Why “Better” Isn’t the Best
Better is a go-to word for many people when trying to differentiate their product or service from the competition. It’s understandable. When we think of why a customer might choose ours over theirs, of course we think it’s just plain “better.”
It may well be that your offerings are better than the competition’s, but from a consumer’s perspective, “better” doesn’t tell me much. Better to what degree? Better how? Better than what? If you’re tempted to use the word “better,” try these three approaches to create more useful and precise (ahem, not “better”) descriptions.
Quantify It: Better By What Measure?
When you want to attract people’s attention, specificity is crucial. Instead of saying that your product is better, provide data that shows how it’s better. Do you make better fruit juice or do you make 100 percent fruit juice with no preservatives? Do you build clients better websites, or do you build clients websites that attract up to 200,000 page views per month?
But be careful what you claim. Today’s consumers are skeptical—and rightly so. From miracle weight loss pills to vapid self-help books, businesses routinely make assertions they can’t support. Potential customers will see you as a fair dealer if you provide them with specific, objective information about your products or services.
Qualify It: Better In What Way?
What’s more compelling: “The Better Paper Towel,” or Bounty’s “The Thicker, Quicker Picker-Upper”? Clearly consumers will agree that thicker and quicker are admirable features in a paper towel (and it doesn’t hurt that they rhyme.) This catchy phrase immediately helps people grasp how the product benefits them.
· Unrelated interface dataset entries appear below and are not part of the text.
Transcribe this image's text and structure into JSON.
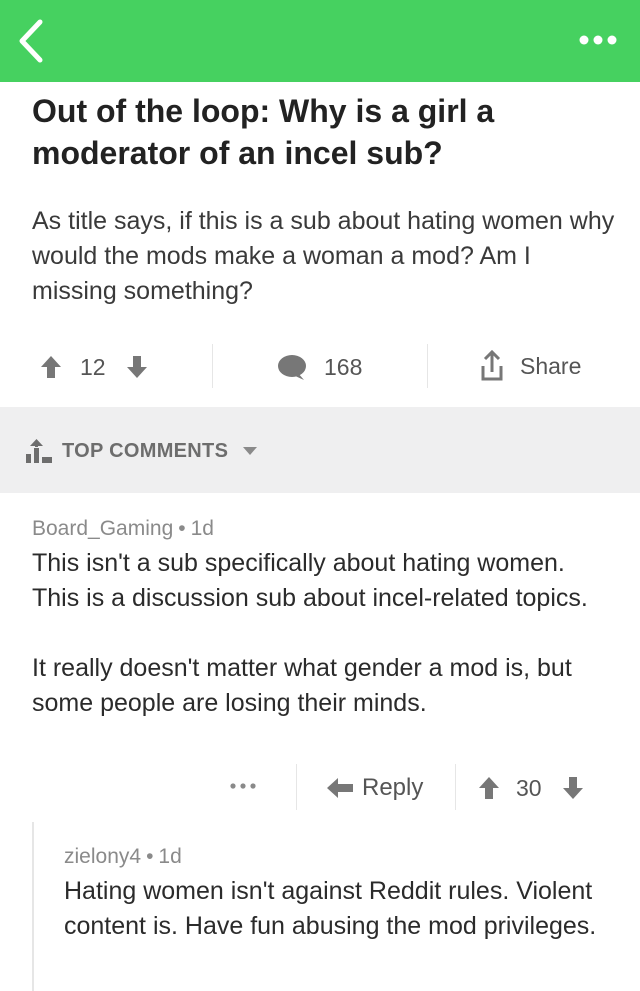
{
  "header": {
    "back_icon": "chevron-left-icon",
    "more_icon": "more-dots-icon",
    "bar_color": "#46d160"
  },
  "post": {
    "title": "Out of the loop: Why is a girl a moderator of an incel sub?",
    "body": "As title says, if this is a sub about hating women why would the mods make a woman a mod? Am I missing something?",
    "score": "12",
    "comment_count": "168",
    "share_label": "Share"
  },
  "sort": {
    "label": "TOP COMMENTS",
    "icon": "sort-bars-icon"
  },
  "comments": [
    {
      "author": "Board_Gaming",
      "separator": "•",
      "age": "1d",
      "paragraphs": [
        "This isn't a sub specifically about hating women. This is a discussion sub about incel-related topics.",
        "It really doesn't matter what gender a mod is, but some people are losing their minds."
      ],
      "more_label": "•••",
      "reply_label": "Reply",
      "score": "30"
    },
    {
      "author": "zielony4",
      "separator": "•",
      "age": "1d",
      "paragraphs": [
        "Hating women isn't against Reddit rules. Violent content is. Have fun abusing the mod privileges."
      ]
    }
  ]
}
Look at Little Caesar’s “$5 Hot-n-Ready”. .” The average person knows that Little Caesar’s pizza isn’t exactly New York City quality. But that’s not why you choose Little Caesar’s—the benefits are that it’s cheap and fast.
Don’t leave people wondering what the benefits of your product are. Show them what makes your product worth their time and money.
Compare It: Better than What Else?
From Yelp to Trip Advisor to Amazon, people are continually comparing products and services to make more educated decisions. Why not do the work for them?
If there are two otherwise similar hotels on the same street, but one of them is $10 less per night and has an indoor swimming pool, the choice is clear. Always specify how you’re superior to the competition. Make the consumer’s choice obvious.
Consider the example of colleges and universities. A small, liberal- arts college is competing to attract the same students as a Big Ten university. But the small school’s marketing is going to highlight different benefits—that they have more favorable student-to-teacher ratios or that they offer a better sense of community—whereas the big school might emphasize the variety of courses available or the diversity of its student body.
Now that you have some tactics to help you stand out from the competition, it’s time to make your marketing messages more specific, useful and, well, better!